Kollecto is a web app that helps people become art collectors.

As a young art collector myself, I was inspired to build Kollecto through a personal frustration. I go to Spotify when I want recommendations for music, Netflix for movies, TrunkClub for fashion, Amazon for books, etc. But when I started Kollecto, there was no place to get recommendations on cool visual art for my walls.

I figured there must be other people like me, who were interested in collecting art, but didn’t want to comb through hundreds of galleries and exhibits. So I built an app to give people affordable access to their own personal art buyer.

And I did it all without writing any code. Instead, I build on Bubble.

Before Bubble

In the very early stages of building Kollecto, I was already stringing together various tools to build an MVP without needing to hire engineers. I had the idea for Kollecto floating around in my head, when I came across a side project bootcamp program called Orbital. At the time I was still working at Microsoft as a Product Marketing Manager, but missed the grind of startup life, having worked at Foursquare, and felt this was my chance to get something of my own off the ground.

Reasons I Decided to Build Without Code

COST: Building without code helped me operate a business at a really low cost. For the first 6 months, our operational costs were under $600/mo.

TECHNICAL DEBT: My friend Brennan speaks the truth when he says, “Hell is building fancy stuff that nobody uses.” Building without code spared us the technical debt of writing code for features that our users may not actually want.

MANAGING DEVS: As a non-technical founder of an early-stage project, I had a unique dilemma: it would be extremely hard to manage devs… like really, I would have no idea whether they’re doing a good job or not.

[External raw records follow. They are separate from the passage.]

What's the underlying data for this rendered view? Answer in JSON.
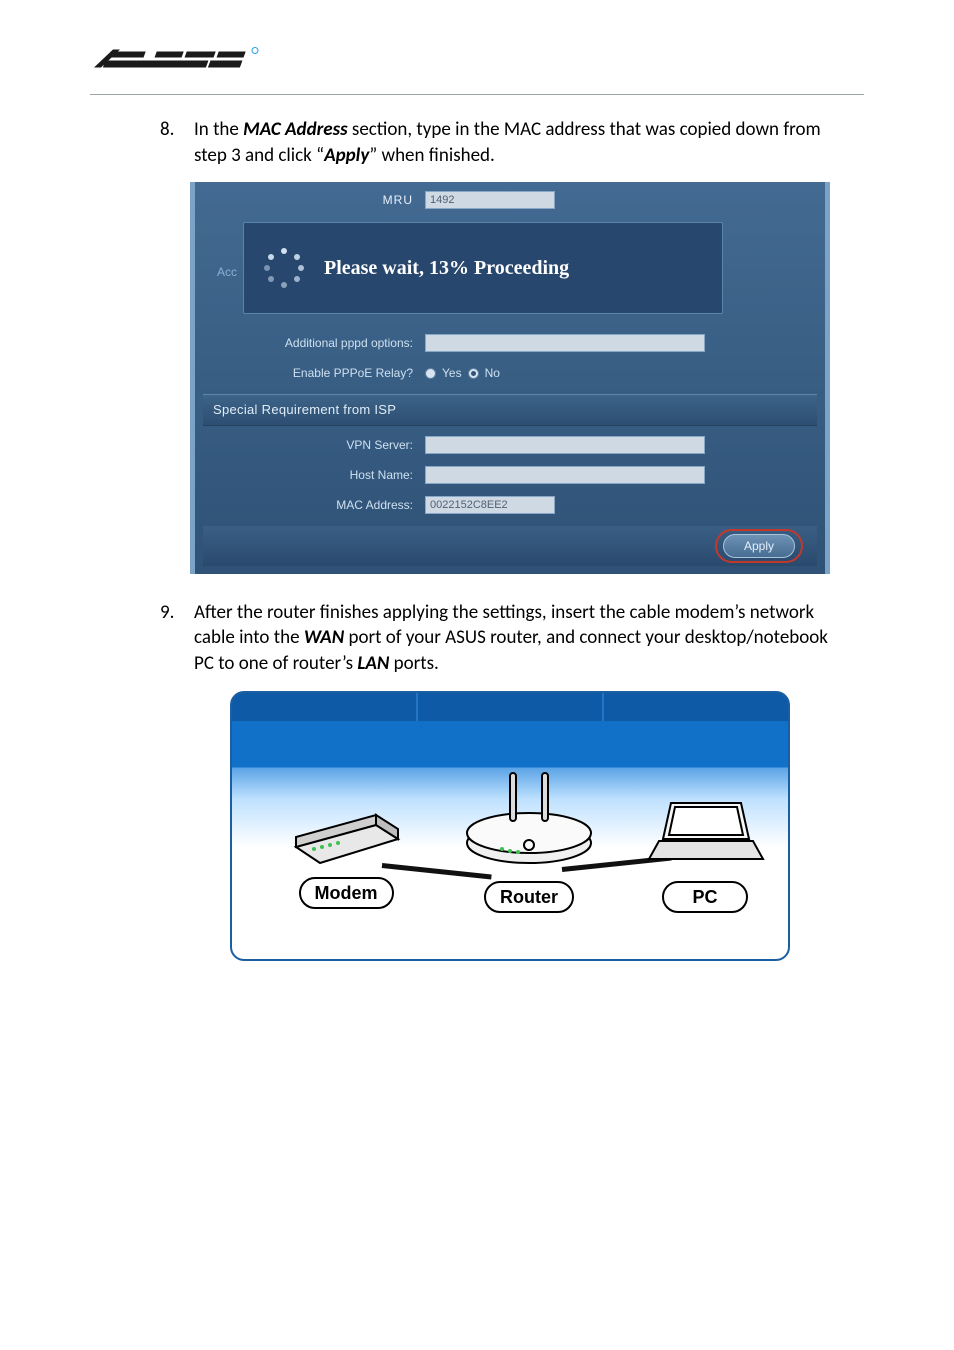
{
  "logo": {
    "brand": "ASUS"
  },
  "steps": {
    "s8": {
      "num": "8.",
      "pre": "In the ",
      "b1": "MAC Address",
      "mid": " section, type in the MAC address that was copied down from step 3 and click “",
      "b2": "Apply",
      "post": "” when finished."
    },
    "s9": {
      "num": "9.",
      "pre": "After the router finishes applying the settings, insert the cable modem’s network cable into the ",
      "b1": "WAN",
      "mid": " port of your ASUS router, and connect your desktop/notebook PC to one of router’s ",
      "b2": "LAN",
      "post": " ports."
    }
  },
  "shot": {
    "mru_label": "MRU",
    "mru_value": "1492",
    "acc_ghost": "Acc",
    "modal_text": "Please wait, 13% Proceeding",
    "addl_label": "Additional pppd options:",
    "addl_value": "",
    "relay_label": "Enable PPPoE Relay?",
    "relay_yes": "Yes",
    "relay_no": "No",
    "section_title": "Special Requirement from ISP",
    "vpn_label": "VPN Server:",
    "vpn_value": "",
    "host_label": "Host Name:",
    "host_value": "",
    "mac_label": "MAC Address:",
    "mac_value": "0022152C8EE2",
    "apply_label": "Apply"
  },
  "diagram": {
    "modem": "Modem",
    "router": "Router",
    "pc": "PC"
  }
}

I’ve talked to a lot of non-technical founders who have the same problem. For me, building without code was the solution.

In the beginning, I used Strikingly to build the website; Typeform to build taste profiles for users; Email to allow advisors to communicate with clients; and Plasso, Stripe, and Paypal as the payment solutions. While this was a lot of work, it was certainly less work than managing a dev team (and much less expensive). And spending 0% of my time on worrying about the code and 100% of it learning what my customers wanted and iterating on that feedback was extremely valuable.

Iterate, Iterate, Iterate

I’m a firm believer in releasing MVPs and iterating quickly, before devoting a ton of resources to a direction you’re not sure will stick. I was able to find out pretty quickly that Kollecto was something that not only my customers wanted, but that art advisors and galleries wanted too.

By the time Kollecto was accepted into the 500 Startups Accelerator, we already had over 400 active users and around $30k in art sales. I continued to refine the code-free tools we leveraged, adding Zapier, Google Spreadsheets, and SurveyGizmo.

But not all of the lessons learned were rosy.

Stringing together a bunch of tools had worked well to this point, but once we hit ~1500 monthly active users things began to fall apart.

The main issue was relying on human labor. Each time a new user signed up, an Art Advisor would have to manually find art for them. Then a virtual assistant would upload hundreds of art recommendations into our survey-based app. The process moved quickly when we had several hundreds users, but it was impossible to manage for thousands at once.

At the most hectic moment, I remember starting to feel embarrassed of the product. There was a period where users had to wait 3 weeks for their first art recommendations.

We had outgrown our ‘product’ and something had to give.

Transitioning To Bubble

About mid-way through the 500 Startups program, I came across Bubble on Product Hunt (sidenote: they were recently featured again and crushed it!). I was immediately interested and was able to build the new app, using Bubble, in just a few weeks. I was also lucky to stumble upon AirDev, an agency that builds apps for people using Bubble, and they helped me construct my art-matching algorithm.

By the time I finished with 500 startups, I had a fully functioning app on Bubble! Now, instead of managing handfuls of tools — from website builders to form generators — everything I needed to manage was on one platform. We still used Art Advisors to categorize art using our internal taxonomy. But the crux of Kollecto’s functionality and ability to scale now rested on the art-matching algorithm; something that, before Bubble, was impossible to integrate without code.

My advice to non-technical founders, or designers who are looking to quickly wireframe their ideas, or even coders who want to more quickly release an MVP before committing to a direction: try Bubble. The power you can harness and the flexibility that it offers is unmatched.

Reach out to me on Twitter. And read more on my blog, building Kollecto.